WHAT IS EXPECTED: Could you copy every line from the material below in which "this" appears?

========================

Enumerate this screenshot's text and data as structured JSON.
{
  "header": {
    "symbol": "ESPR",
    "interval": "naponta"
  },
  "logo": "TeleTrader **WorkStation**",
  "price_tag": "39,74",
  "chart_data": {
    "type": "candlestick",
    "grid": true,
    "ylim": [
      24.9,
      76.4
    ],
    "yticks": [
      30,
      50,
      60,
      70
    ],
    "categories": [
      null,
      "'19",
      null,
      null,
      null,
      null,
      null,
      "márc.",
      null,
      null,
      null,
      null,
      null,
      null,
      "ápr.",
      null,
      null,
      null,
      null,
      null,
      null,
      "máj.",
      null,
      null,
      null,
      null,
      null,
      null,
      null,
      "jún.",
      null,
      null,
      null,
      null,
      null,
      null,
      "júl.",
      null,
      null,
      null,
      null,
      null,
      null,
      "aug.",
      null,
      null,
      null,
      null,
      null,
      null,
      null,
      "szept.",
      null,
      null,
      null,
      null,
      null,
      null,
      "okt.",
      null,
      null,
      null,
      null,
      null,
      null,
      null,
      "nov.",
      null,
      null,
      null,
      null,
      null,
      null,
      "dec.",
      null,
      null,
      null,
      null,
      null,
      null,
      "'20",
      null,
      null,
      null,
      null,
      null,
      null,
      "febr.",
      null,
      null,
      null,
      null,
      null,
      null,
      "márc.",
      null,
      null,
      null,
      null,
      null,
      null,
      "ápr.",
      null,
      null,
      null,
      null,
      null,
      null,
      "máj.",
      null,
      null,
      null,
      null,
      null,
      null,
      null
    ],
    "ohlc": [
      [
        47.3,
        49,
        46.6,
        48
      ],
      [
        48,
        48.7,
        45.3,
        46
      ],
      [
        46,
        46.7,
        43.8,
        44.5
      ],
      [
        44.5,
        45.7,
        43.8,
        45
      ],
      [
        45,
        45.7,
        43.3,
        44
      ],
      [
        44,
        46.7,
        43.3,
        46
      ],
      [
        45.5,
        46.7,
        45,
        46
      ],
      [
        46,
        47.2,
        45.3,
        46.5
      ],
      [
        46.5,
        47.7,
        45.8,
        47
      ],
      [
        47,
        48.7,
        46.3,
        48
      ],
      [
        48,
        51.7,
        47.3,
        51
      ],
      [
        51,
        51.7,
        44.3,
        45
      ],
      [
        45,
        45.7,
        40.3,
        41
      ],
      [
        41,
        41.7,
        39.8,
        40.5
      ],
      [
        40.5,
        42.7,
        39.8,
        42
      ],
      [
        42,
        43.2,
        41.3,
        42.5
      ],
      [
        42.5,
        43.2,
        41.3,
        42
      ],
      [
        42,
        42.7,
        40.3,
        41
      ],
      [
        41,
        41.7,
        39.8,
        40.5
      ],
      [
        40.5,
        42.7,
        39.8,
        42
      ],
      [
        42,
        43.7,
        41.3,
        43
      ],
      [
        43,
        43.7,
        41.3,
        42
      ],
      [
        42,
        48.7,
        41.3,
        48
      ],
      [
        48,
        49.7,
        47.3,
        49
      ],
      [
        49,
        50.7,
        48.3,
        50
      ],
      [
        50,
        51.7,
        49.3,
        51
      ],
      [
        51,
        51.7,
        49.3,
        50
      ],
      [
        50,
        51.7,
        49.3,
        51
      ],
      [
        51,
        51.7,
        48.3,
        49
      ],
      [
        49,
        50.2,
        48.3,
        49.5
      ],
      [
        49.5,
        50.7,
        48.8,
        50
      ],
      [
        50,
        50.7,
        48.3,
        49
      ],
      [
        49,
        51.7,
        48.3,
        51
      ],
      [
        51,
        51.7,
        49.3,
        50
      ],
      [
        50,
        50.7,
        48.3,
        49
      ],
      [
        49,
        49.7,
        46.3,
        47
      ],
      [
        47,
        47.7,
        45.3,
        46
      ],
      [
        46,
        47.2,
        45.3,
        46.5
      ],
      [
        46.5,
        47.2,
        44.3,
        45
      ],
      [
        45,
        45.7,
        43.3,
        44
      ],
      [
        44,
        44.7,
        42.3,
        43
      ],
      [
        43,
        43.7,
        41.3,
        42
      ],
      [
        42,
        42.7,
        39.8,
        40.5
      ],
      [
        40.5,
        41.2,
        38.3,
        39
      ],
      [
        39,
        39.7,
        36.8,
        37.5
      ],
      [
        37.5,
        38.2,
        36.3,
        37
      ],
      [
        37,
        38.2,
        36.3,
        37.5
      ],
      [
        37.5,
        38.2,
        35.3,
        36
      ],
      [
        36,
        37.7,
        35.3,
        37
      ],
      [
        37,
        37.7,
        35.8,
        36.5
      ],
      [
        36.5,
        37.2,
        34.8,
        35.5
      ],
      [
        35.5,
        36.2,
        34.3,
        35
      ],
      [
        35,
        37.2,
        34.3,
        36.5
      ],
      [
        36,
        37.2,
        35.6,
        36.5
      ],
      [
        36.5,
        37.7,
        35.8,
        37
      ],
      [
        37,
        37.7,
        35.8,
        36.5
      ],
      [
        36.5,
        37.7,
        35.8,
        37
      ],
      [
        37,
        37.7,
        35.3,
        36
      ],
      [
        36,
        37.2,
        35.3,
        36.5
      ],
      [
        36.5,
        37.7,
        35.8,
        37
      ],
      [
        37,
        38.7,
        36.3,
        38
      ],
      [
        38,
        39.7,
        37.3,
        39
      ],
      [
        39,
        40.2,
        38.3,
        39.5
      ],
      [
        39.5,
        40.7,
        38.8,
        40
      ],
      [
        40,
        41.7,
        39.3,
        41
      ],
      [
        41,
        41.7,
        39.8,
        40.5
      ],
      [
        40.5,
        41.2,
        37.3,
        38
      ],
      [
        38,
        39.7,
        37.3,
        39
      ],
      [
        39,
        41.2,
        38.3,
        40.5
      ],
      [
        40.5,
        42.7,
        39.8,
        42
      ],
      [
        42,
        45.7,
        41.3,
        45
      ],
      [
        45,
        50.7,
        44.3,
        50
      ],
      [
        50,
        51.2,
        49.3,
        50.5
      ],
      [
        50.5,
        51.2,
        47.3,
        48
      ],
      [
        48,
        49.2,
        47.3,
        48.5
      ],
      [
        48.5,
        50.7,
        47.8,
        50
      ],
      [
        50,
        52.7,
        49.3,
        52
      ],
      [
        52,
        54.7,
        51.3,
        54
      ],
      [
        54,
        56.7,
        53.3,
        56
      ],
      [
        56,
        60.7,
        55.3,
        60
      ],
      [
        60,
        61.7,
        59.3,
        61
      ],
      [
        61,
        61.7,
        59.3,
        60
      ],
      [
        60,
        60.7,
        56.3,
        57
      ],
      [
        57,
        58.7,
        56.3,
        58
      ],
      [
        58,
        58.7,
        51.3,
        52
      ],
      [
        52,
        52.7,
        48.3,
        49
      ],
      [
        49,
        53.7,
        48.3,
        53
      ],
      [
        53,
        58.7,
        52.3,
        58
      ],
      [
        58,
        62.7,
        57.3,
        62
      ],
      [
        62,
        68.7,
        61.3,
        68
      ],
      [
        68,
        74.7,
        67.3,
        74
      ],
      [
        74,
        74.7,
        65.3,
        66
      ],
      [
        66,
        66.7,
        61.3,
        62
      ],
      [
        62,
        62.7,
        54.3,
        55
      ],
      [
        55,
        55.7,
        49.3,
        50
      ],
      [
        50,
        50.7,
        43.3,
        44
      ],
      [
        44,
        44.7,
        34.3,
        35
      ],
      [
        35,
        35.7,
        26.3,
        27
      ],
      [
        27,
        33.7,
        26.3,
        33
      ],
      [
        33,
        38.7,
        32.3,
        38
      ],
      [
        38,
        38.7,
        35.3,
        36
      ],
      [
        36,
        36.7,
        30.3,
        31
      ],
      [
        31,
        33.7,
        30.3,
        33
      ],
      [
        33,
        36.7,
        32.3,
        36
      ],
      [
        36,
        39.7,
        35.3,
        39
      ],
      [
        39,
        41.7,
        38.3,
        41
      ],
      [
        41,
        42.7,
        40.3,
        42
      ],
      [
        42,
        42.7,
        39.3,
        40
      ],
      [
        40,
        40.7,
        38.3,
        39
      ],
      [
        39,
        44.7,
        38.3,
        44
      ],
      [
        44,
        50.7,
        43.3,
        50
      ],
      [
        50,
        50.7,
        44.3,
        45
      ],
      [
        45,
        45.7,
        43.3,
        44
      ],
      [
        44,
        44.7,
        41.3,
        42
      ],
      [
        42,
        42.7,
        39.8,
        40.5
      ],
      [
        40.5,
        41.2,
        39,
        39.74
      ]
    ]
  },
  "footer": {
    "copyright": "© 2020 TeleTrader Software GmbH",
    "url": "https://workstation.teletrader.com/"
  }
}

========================

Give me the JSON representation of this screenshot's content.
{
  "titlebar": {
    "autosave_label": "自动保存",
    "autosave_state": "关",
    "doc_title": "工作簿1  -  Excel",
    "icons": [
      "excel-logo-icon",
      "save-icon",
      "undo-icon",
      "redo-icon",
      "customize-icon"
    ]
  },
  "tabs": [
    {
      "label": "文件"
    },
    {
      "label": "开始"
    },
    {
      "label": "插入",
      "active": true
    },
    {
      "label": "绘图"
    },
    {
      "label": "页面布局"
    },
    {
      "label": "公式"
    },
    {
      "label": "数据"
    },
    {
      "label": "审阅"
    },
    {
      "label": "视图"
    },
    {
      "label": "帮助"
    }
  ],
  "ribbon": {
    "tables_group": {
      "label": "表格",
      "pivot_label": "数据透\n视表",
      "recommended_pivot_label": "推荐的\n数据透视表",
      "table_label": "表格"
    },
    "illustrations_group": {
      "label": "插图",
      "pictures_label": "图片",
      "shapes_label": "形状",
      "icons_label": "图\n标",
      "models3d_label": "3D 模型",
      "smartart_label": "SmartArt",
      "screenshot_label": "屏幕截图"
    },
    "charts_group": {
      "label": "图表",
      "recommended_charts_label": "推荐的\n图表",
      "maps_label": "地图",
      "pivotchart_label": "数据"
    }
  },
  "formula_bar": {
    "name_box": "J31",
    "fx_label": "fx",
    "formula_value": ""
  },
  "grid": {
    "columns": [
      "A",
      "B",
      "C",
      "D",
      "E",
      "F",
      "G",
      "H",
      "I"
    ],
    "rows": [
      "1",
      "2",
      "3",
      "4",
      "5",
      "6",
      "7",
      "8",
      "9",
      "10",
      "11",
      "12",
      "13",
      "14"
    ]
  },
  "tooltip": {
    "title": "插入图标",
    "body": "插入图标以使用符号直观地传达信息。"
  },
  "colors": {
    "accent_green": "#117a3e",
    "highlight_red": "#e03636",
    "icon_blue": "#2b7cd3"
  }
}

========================

OUTPUT:
Enumerate this screenshot's text and data as structured JSON.
Give me the JSON representation of this screenshot's content.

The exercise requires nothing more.